Given the information we current have--and obviously that will change as more details emerge--it should not be called a coup attempt. Let's go to the Oxford Companion to Politics of the World, under coup d'état. First sentence:
A nonconstitutional change of government leadership carried out with the use or threatened use of violence is known as a coup d'état.
An attempted coup, then, is an effort to change the leadership, in this case the president. It is not entirely clear what the police thought they were going to accomplish, but ousting Correa was not obviously part of it. Perhaps they hoped the armed forces would join in and overthrow him--if that turns out to be the case, I might change my mind. I've seen reference to the air force, but it's not yet clear what their goal was, whether they were coordinated at all, etc. If they just hoped to intimidate him, then it isn't good but it isn't a coup attempt. Fortunately, the following was the case:
The head of the armed forces, Ernesto Gonzalez, said troops remained loyal to Correa. "We are in a state of law.
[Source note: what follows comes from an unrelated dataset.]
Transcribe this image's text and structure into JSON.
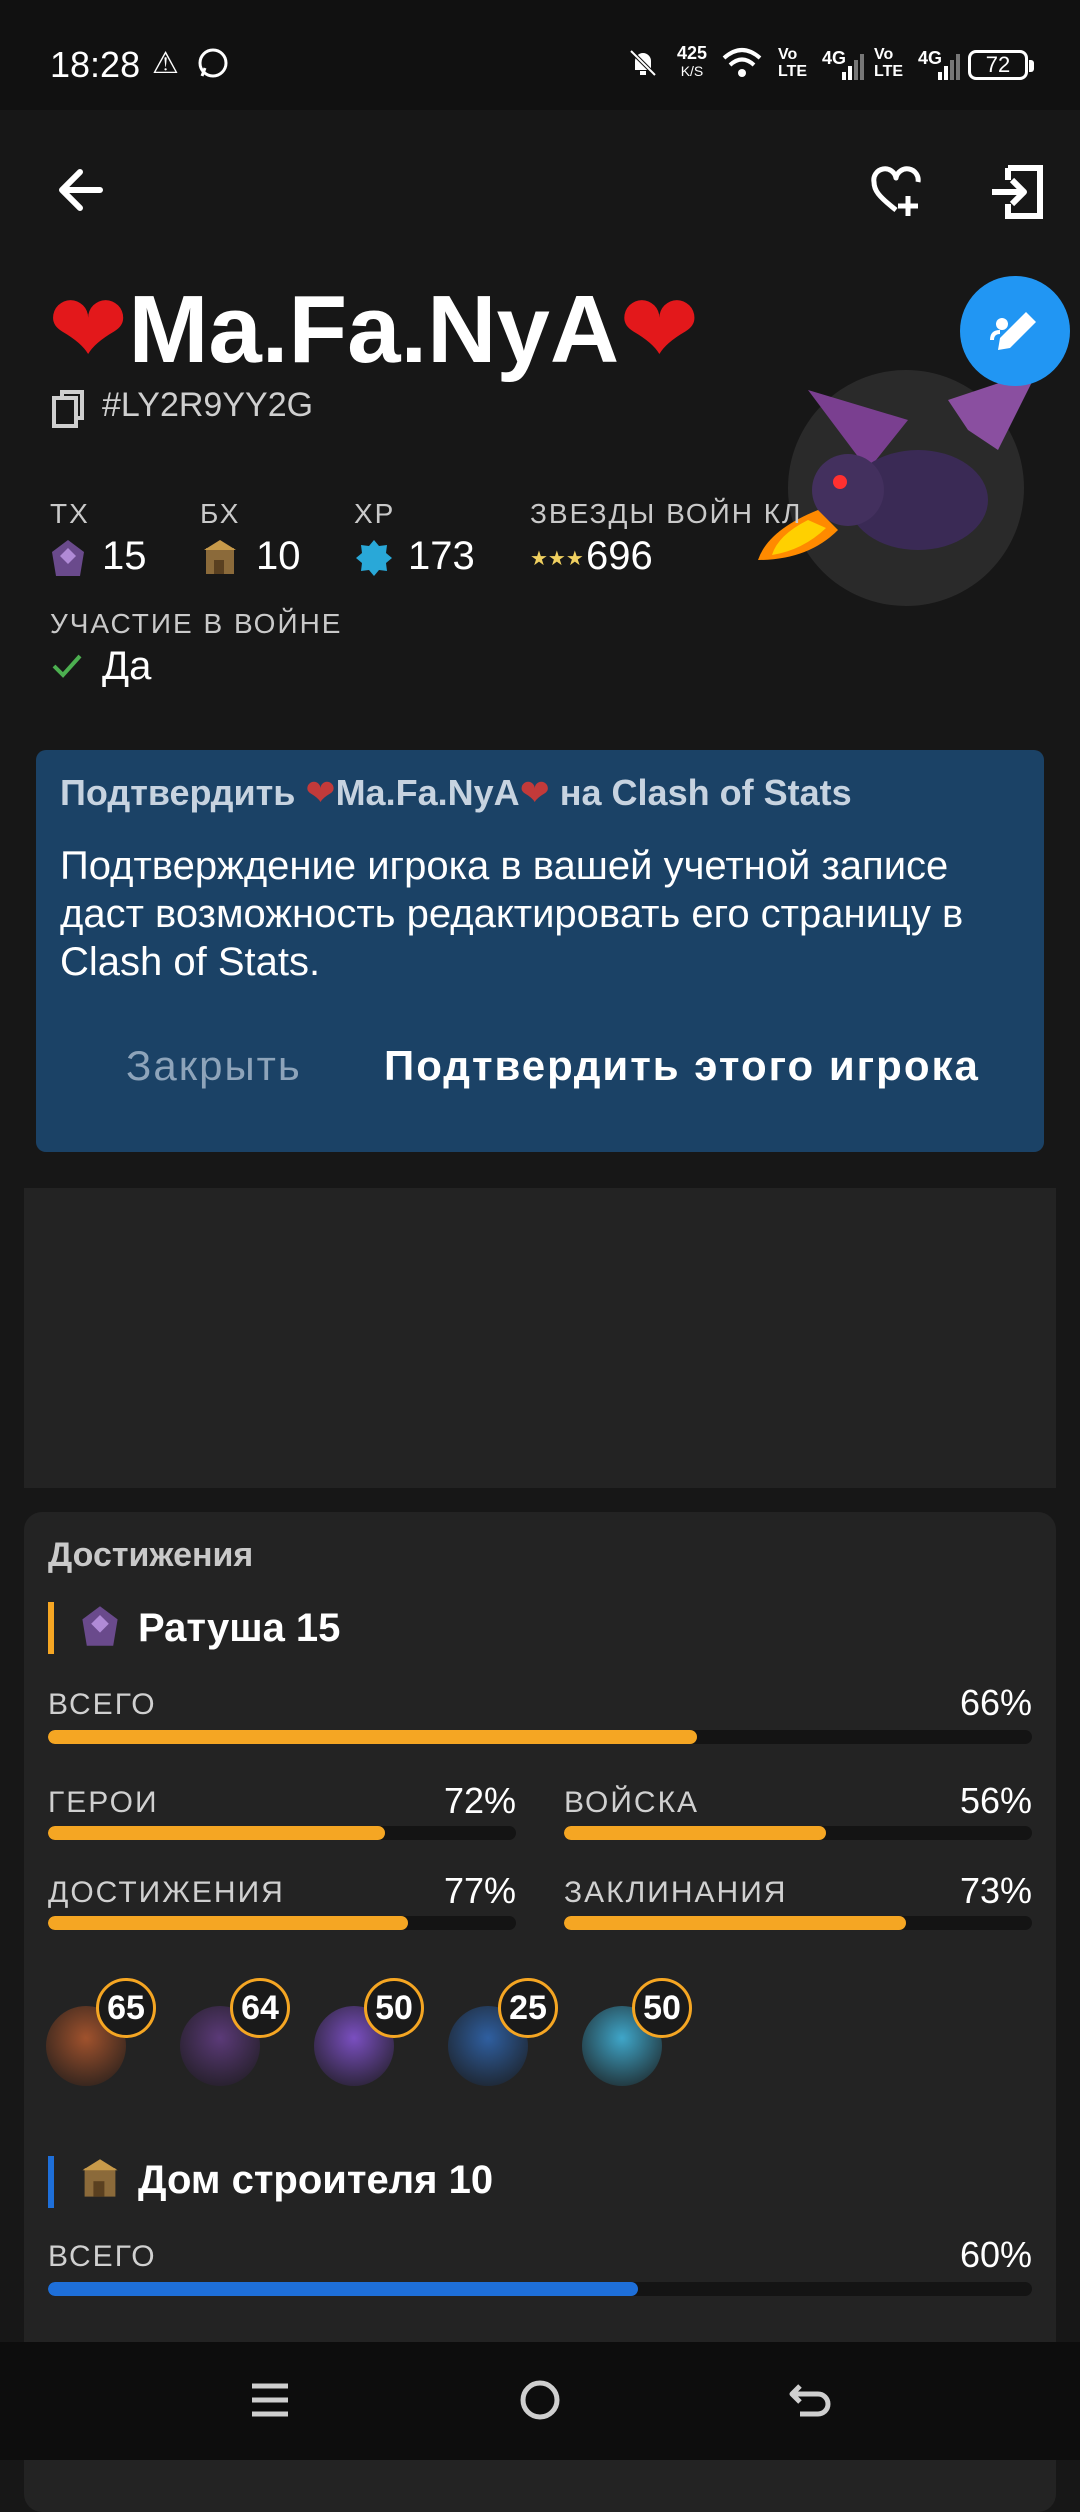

We are loyal to the maximum authority, which is the president."
And let's hope it stays that way.
Update: FWIW, the government of Ecuador does not necessarily refer to a coup attempt, but rather to an "insubordination." Correa himself, though, of course does.